Killer’s Legal Aid Bid To Stop Poll

A convicted killer is to use legal aid to launch an audacious bid to halt next month’s Assembly elections unless he is allowed to vote, the Belfast Telegraph can reveal today. Murderer Stephen Boyle (38), will to go court to challenge current legislation that bans him from voting.

Boyle along with two other prisoners – armed robber Ciaran Toner and burglar Hugh Walsh – are seeking a High Court order directing Secretary of State Peter Hain to either ensure they can vote on March 7 or to postpone the elections until the current law is changed. The prisoners’ costs will be paid by the Legal Services Commission.

The Belfast Telegraph has learned that the inmates have applied for leave for a judicial review of the Representations Of The People Act – which states that prisoners are legally incapable of voting – on the grounds that the Government has breached their human rights.

Their legal team has warned that if the men are disqualified from voting in the elections it is a breach of Article 3 of the European Convention on Human Rights and that they – and the province’s 900-plus inmates – would be entitled to compensation over loss of franchise.

Boyle, who is currently serving a life sentence, Toner (27) and Walsh (30), who are both due for release in the spring, applied to the Electoral Office in January to join the electoral register.

However, the province’s chief electoral officer Douglas Bain refused the application stating that he had no room under existing law to reach a different decision.

The prisoners’ solicitor, Garrett Greene from McCann and McCann, said that the policy is out of touch with the rest

of Europe and that depriving prisoners of the vote contradicts the aim of rehabilitating offenders.
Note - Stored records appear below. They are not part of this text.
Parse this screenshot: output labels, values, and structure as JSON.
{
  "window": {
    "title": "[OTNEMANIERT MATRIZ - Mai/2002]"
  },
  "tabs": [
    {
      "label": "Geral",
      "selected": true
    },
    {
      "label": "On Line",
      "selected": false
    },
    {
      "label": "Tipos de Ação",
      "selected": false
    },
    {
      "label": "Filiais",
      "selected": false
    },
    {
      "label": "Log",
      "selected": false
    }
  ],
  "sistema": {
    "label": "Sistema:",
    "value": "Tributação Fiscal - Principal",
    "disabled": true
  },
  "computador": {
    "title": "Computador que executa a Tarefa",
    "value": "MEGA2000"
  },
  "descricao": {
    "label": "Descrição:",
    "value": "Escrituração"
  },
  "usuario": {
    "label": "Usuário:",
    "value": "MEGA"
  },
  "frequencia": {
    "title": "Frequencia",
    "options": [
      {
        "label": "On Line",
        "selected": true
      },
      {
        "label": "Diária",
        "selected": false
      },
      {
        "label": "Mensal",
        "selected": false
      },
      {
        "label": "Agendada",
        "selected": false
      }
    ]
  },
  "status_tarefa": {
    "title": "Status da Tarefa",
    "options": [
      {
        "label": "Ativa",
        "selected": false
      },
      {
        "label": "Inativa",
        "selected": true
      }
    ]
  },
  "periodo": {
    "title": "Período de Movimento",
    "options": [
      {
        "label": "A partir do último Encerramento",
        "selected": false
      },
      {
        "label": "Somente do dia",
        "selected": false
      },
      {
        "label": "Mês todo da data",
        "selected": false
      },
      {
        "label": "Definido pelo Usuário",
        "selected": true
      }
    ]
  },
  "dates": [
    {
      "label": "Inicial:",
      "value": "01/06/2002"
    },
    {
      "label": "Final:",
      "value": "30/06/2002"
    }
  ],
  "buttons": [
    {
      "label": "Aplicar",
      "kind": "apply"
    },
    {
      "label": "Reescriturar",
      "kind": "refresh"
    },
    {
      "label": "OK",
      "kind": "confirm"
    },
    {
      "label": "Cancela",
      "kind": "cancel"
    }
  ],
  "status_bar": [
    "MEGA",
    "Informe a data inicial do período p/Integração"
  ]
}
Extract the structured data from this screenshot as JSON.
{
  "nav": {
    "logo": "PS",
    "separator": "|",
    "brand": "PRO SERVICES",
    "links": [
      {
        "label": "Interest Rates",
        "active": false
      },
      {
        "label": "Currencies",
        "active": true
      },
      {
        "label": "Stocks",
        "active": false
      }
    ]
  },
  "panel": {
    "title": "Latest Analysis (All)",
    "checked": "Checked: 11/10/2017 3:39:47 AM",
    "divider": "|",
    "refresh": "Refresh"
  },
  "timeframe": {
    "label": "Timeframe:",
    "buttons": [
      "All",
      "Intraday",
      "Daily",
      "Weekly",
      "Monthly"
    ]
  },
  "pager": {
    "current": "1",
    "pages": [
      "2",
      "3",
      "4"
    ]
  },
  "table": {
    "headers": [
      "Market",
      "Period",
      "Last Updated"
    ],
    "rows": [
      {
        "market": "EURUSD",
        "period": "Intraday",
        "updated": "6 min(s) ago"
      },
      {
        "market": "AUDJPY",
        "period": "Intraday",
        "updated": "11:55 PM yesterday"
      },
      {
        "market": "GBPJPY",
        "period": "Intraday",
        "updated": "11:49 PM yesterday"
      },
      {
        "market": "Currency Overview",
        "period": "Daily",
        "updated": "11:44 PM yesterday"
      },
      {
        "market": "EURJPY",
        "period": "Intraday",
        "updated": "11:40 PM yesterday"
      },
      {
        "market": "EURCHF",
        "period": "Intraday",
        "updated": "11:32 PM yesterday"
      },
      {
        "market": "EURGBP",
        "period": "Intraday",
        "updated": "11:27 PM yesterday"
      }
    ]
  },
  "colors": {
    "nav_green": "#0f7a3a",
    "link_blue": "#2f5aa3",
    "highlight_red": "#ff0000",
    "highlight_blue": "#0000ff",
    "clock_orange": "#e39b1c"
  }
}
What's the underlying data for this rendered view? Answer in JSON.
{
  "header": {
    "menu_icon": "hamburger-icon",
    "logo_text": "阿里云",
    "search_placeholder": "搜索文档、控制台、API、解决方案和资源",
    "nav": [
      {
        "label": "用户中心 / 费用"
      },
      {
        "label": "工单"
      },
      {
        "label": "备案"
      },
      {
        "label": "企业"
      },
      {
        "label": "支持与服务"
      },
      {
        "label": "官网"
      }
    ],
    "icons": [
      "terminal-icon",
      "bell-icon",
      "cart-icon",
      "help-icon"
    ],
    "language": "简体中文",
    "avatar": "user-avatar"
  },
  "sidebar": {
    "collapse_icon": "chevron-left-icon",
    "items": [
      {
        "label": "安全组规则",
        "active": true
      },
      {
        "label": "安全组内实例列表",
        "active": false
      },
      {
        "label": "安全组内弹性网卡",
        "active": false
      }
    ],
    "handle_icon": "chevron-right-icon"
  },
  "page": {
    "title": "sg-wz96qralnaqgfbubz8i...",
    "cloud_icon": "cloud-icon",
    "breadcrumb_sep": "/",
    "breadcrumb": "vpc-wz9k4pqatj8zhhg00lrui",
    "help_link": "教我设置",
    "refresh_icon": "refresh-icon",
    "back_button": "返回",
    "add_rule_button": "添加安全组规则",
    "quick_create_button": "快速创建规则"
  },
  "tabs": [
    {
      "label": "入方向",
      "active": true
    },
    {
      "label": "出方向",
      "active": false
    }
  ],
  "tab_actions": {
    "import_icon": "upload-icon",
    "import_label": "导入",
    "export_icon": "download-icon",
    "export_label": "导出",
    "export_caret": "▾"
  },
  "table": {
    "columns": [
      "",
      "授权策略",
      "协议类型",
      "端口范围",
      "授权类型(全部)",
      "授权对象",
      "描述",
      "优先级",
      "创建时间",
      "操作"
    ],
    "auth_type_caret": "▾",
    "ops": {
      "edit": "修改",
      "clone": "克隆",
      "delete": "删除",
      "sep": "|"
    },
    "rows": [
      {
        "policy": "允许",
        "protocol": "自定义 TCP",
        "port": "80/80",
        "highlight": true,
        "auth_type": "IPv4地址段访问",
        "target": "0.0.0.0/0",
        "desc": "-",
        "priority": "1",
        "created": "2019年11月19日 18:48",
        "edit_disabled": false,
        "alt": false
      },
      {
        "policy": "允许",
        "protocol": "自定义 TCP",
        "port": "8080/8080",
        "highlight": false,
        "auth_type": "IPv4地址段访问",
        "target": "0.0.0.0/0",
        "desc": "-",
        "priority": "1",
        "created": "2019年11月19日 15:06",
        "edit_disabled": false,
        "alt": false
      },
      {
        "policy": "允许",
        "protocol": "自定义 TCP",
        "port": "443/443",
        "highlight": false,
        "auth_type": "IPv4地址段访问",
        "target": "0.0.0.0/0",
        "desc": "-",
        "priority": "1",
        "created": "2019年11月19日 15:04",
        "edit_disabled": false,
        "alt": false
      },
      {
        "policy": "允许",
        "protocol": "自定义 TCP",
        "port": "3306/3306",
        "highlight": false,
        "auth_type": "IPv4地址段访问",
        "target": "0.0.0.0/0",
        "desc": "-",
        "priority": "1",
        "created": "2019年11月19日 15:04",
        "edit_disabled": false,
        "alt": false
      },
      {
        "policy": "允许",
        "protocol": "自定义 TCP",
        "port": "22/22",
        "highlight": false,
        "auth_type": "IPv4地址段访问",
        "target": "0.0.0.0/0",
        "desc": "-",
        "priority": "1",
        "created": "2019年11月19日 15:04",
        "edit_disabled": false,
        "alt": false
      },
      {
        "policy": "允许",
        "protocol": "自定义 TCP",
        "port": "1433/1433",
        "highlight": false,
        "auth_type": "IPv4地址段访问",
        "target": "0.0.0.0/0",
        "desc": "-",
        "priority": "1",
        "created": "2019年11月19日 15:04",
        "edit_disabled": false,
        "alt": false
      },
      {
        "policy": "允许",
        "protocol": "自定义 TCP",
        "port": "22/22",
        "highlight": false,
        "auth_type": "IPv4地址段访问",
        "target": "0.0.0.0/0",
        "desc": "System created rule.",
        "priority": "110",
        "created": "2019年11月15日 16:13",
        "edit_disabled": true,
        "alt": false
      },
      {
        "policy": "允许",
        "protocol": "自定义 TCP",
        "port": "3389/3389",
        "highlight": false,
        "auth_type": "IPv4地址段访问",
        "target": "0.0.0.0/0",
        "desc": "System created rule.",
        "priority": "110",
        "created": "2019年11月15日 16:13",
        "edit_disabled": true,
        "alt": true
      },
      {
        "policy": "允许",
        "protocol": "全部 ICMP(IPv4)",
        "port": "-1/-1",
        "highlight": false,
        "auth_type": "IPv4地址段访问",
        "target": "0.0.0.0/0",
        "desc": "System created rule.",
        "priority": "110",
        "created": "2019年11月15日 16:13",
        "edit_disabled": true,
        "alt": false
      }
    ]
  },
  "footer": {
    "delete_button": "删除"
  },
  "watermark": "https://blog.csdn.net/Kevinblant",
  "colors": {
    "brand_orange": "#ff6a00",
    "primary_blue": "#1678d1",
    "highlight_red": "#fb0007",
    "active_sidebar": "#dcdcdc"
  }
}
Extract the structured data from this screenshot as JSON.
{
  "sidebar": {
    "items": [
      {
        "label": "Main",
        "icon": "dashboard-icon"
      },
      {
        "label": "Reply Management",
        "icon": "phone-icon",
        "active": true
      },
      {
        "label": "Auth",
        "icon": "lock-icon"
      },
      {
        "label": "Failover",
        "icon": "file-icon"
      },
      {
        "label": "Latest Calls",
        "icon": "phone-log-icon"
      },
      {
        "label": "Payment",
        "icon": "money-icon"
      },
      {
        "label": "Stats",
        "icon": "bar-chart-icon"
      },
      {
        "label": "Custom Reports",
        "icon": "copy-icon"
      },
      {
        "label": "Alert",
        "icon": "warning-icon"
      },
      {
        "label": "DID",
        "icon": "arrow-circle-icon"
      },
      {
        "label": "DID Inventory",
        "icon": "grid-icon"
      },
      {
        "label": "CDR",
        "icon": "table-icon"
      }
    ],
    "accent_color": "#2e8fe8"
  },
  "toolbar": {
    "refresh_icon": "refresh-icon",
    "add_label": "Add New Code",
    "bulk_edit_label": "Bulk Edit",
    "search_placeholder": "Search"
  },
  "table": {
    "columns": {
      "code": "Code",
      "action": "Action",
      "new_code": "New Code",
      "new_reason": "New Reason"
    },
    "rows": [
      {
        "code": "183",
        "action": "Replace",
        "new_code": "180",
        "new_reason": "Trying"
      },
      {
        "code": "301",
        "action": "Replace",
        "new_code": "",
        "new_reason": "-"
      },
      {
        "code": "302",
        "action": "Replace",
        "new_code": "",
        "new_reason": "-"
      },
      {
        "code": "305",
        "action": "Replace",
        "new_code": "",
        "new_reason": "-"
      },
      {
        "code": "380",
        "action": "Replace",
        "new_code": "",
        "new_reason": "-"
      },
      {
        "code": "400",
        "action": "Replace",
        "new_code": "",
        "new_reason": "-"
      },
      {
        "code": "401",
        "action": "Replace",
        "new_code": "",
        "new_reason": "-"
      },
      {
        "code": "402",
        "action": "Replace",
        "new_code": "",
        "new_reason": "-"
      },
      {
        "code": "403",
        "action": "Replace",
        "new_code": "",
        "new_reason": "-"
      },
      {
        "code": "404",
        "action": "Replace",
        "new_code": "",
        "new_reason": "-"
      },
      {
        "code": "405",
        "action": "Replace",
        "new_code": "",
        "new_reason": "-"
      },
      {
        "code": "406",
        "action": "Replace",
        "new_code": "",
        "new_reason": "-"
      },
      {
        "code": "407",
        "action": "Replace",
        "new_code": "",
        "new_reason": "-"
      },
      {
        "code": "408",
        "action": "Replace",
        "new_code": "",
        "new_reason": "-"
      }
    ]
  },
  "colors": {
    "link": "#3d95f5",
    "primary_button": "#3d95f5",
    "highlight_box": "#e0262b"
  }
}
Mr Greene told the Belfast Telegraph: “Prisoners should be given every opportunity to pay their debt to society, take responsibility for their lives and make plans for effective resettlement, this should include maintaining their right to vote.

“Giving prisoners the right to vote helps with their rehabilitation and keeps them in touch with society and their role as citizens within the community.”

If the High Court rules that the current law breaches human rights and agrees that the elections should be postponed until new legislation, it would be a serious setback to government plans to get the Assembly back up and running.

A similar case has placed doubt over the Scottish elections due to take place in May.

Last month three Court of Session judges ruled that denying prisoners the right to vote is incompatible with human rights.

Lords Abernethy, Nimmo Smith and Emslie ruled that section 3 of the Representation of the People Act 1983 is incompatible with article 3 of the First Protocol to the European Convention on Human Rights – which states that no one should be subjected to torture or inhuman or degrading treatment or punishment.

The case was brought by William Smith, who was serving a five-year sentence for drug dealing at the time of the 2003 Scottish Parliament elections and was refused the right to have his name on the voters roll.

Other Scottish prisoners are taking legal action to prevent the May elections from taking place until new legislation is passed permitting them to vote. In 2005 the European Court of Human Rights ruled a blanket ban stopping prisoners from voting was a breach of human rights.